Data records for software interfaces
○ ○ ○ ○
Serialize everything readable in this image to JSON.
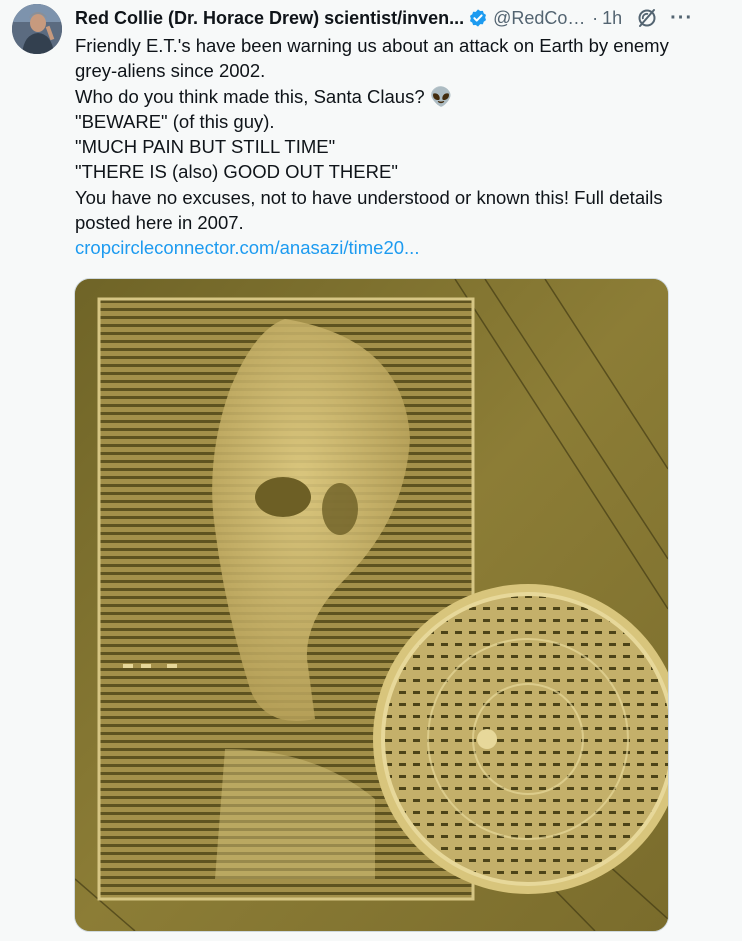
{
  "tweet": {
    "author_name": "Red Collie (Dr. Horace Drew) scientist/inven...",
    "handle": "@RedColli...",
    "separator": "·",
    "time": "1h",
    "more_glyph": "···",
    "text_lines": [
      "Friendly E.T.'s have been warning us about an attack on Earth by enemy",
      "grey-aliens since 2002.",
      "Who do you think made this, Santa Claus? 👽",
      "\"BEWARE\" (of this guy).",
      "\"MUCH PAIN BUT STILL TIME\"",
      "\"THERE IS (also) GOOD OUT THERE\"",
      "You have no excuses, not to have understood or known this! Full details",
      "posted here in 2007."
    ],
    "link_text": "cropcircleconnector.com/anasazi/time20...",
    "icons": {
      "verified": "verified-badge-icon",
      "grok": "grok-icon",
      "more": "more-icon"
    },
    "colors": {
      "link": "#1d9bf0",
      "verified": "#1d9bf0",
      "secondary_text": "#536471"
    }
  }
}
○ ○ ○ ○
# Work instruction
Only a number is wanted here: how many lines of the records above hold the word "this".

# Task result
4